The epidemic of overwork is acquiring monstrous proportions globally. While on one hand, the economy is looking up for most countries, a large chunk of the workforce still clocks 50-hour workweeks, without taking even as much as paid leaves. How does the woeful work-life balance reflect on one’s health? In a recent study by University of Bergen, those who worked longer hours and served in high pressure industries such as finance and healthcare, scored higher for psychiatric disorders such as anxiety, depression, ADHD, and OCD.
Stressed-out employees fall in different categories – some are frustrated, scream, pull their hair out, yet continue to do the same work over and over again, others shed tears while feeling unrecognized, while there are a few who fool themselves that they love working all the time, while stress is in fact getting to them slowly. Here we pick the top 5 stressed-out worker profiles – do you identify with any of these? If yes, it’s time to take charge now! All work and no play makes anybody’s life dull!
#1 The over-worked under-rewarded employee
Characteristics: Always buried neck deep in work (often times others’ work) – yet without the freedom to choose their work or even the way it should be done. There is a huge gap between your effort and recognition.
The solution? High-pressure jobs with low level of control make the perfect recipe for inviting psychological stress. The solution lies not in shunning work but in gaining control over the decision-making process – how you perform the tasks, in what time, who you should report to, what you can outsource, etc. Discuss your rewards openly and express your discontent, it might not work immediately, it will definitely make a difference in how people treat you and work towards better rewards, monetary or non-monetary in future.
#2 The secluded worker
Characteristics: Feels alone and left-out at the workplace – both in terms of help from bosses and relationships with co-workers.
The solution? Communicate clearly your practical and emotional needs and you will see the barriers bend. Your superiors will know what is keeping you from putting your best effort and they will get you the resources you need. On the personal front, connect with co-workers on team lunches/dinners, outings, social media networks, etc. and cultivate shared interests.
#3 The emotional labourer
Characteristics: Deals with demanding, often abusive customers while maintaining an outward persona of an uber-cool and calm professional. This profile is commonly seen in contact center agents.
The solution? Don’t take criticism from customers personally – remember, it’s part of the job but when it gets unnecessarily offensive, there is absolutely no need to accept such behavior, tell the customer it’s not acceptable.
#4 The technology-obsessed worker
Characteristics: Always (even if remotely) connected to work – on laptop, mobile, iPad, tablets, and umpteen other digital devices. No distinction between work and personal time and negligible work-life balance.

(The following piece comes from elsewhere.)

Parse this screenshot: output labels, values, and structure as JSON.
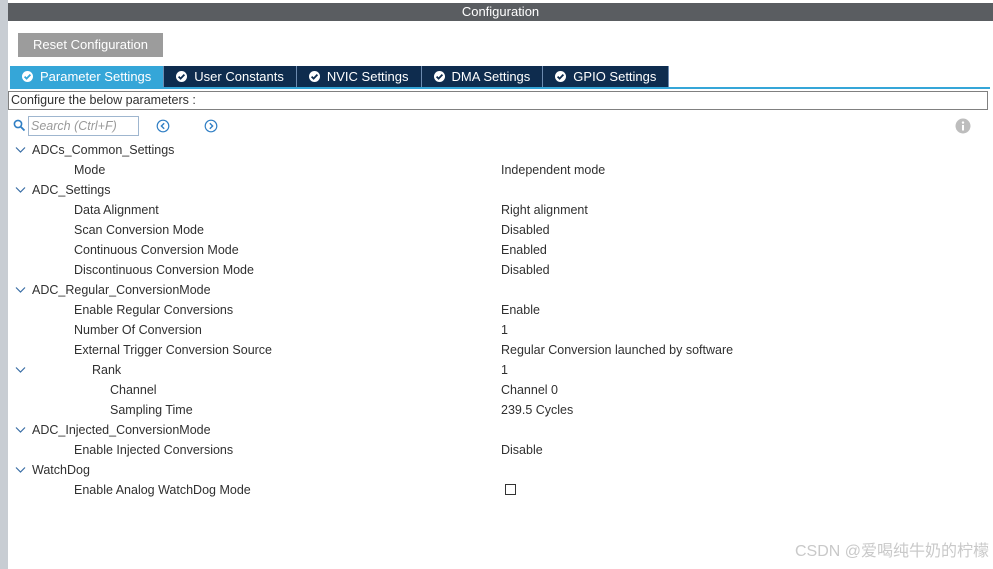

The solution? Techno-stress is a growing and serious epidemic and if you can’t unplug completely, try taking a tech-nirvana or break at least for a few hours every day. If you feel your work is too important and you can’t afford to miss even one email – get yourself a virtual assistant – one who can take care of your inbox, meeting schedules and other mandatory but mundane tasks so you can free up some time for yourself regularly.
#5 The on-the-verge-of-a-burnout frustrated employee
Characteristics: Works his/her tail off, often to the point of extreme exhaustion, with no appropriately skilled or trained resources to delegate / outsource to, resulting in frustration.
The solution? Have a heart-to-heart talk with your boss. Explain the reasons behind extreme fatigue and why you think you need a break. Ideally your boss should be able to give you the personal time you deserve or find a way to reduce your load and recommend you take a break to refresh your personal energies.